Sophal also said there was a risk that political figures from the smaller parties, if they attain some notoriety from this weekend’s election, may face the same fate as Kem Sokha.
“What is to prevent the CPP from doing the same thing to [minor parties] – as was done to the CNRP – in 2023?” he cautioned.
For CNRP politicians and their supporters, the party is the nation’s true opposition. Without it, there is no other viable challenger to the CPP. For those who do not follow the CNRP but still oppose the government, the CNRP is simply another opposition whose days are probably finished.
“It is time for the young generation to get involved actively in politics in order to bring about a real democracy in Cambodia,” Monika said. “The CPP has been injecting its new blood in its leadership. The opposition must do the same.”
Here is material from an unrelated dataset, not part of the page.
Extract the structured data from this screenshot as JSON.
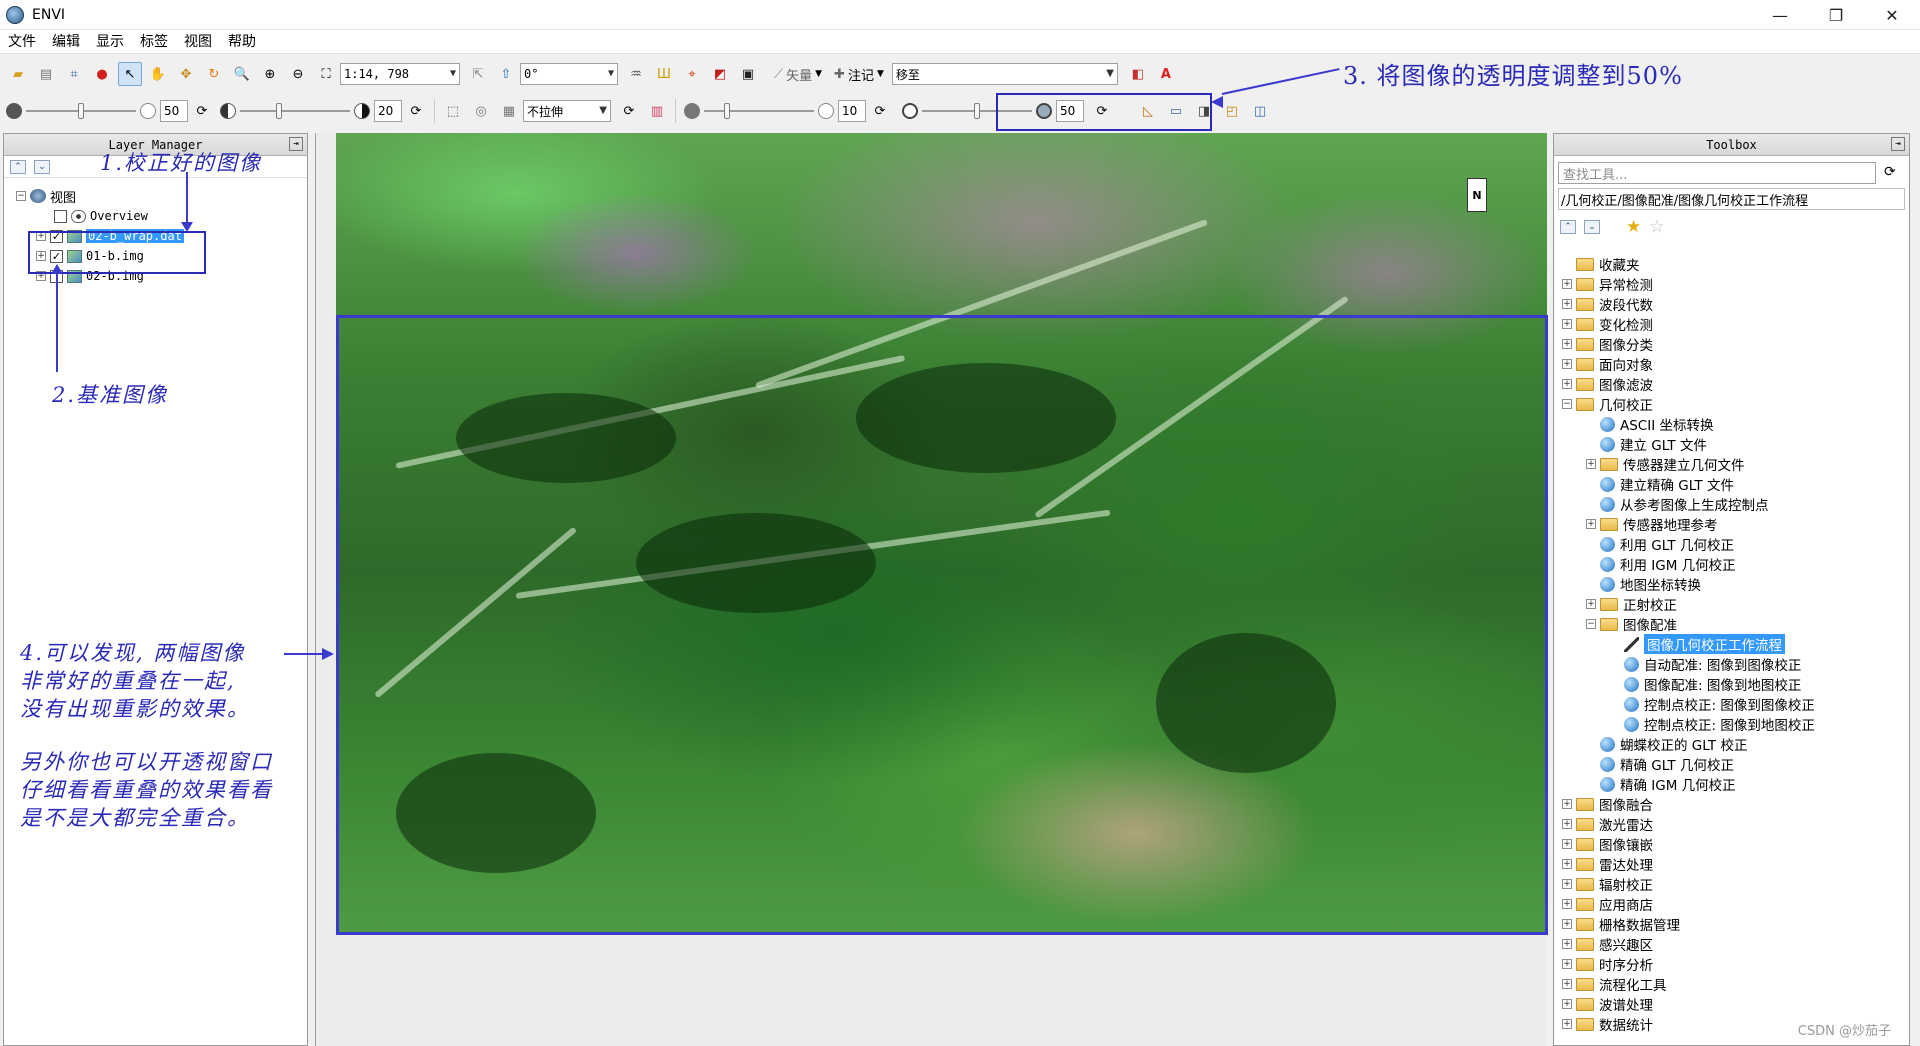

Although the election being an almost predetermined result, Sunday’s vote is important because it carries the fate of oppositional politics in Cambodia. Most analysts concede that the ill-fated CNRP will never be allowed to return as a legitimate political party in Cambodia, at least as long as the CPP remains in power. Hun Sen has said as much in several speeches this month. And without a smaller party winning a healthy number of seats in parliament, Cambodian politics won’t have an alternative to the CPP.
The exact make-up of Cambodia’s next parliament is anyone’s guess.
Last week, CPP spokesman Sok Eysan estimated the party would secure at least 51 per cent of the vote, or 63 seats – the majority in the 125-seat National Assembly. Officials from the GDP, meanwhile, said they hope to win 42 seats, according to local media.
Smaller opposition parties have not fared well in recent elections. In 2013, the CPP won 68 of the 123 seats in parliament (55 per cent) while the CNRP claimed the remaining 55. Funcinpec, a royalist party, received just 3.6 per cent of the last vote and the League for Democracy Party (LDP) received just over 1 per cent. Neither won any parliamentary seats.
But now, without the CNRP in play, all 19 smaller parties are vying to become the country’s new alternative choice, and hope to capture some of the dissolved opposition’s support base – perhaps even some disaffected CPP voters.
“The dissolution of the CNRP created a political vacuum for other opposition parties,” said Paul Chambers, a lecturer at the College of Asean Community Studies at Naresuan University in Thailand.
“Remember that the CNRP quickly came together as a political party in a very brief period before almost winning the 2013 election. Another party might be able to do the same thing,” he added, referring to the merger of the Sam Rainsy Party (SRP) and Human Rights Party (HRP) in 2012, which formed the CNRP.
But there is also some precedent for small, relatively new Cambodian political parties to win seats at their first election. The SRP won 15 seats at its first election in 1998, claiming the crown of main opposition from the Funcinpec party, which shared power with the CPP from 1993 to 1997 before being ousted in a bloody coup. The HRP, meanwhile, won three seats in the parliament in its first election in 2008.
While it is unlikely the smaller political parties will this year come close to the parliamentary stature of their opposition predecessors, 2018 is still an opportunity for them to raise their profiles and standings ahead of the 2023 election.
“The LDP is only one opposition party in Cambodia, we just need time for the Cambodian people to understand clearly about us,” said Khem Veasna, president of the LDP.
But not everyone agrees that patience is the best strategy. Mu Sochua, a vice-president of the CNRP said “Cambodia cannot wait until 2023 for change. If these small parties won’t even gain seats how will they survive till the next elections?”
CNRP officials have said they will call for worldwide protests on Saturday, a day before the election, and hold a press conference on the Monday to discuss the next steps. ■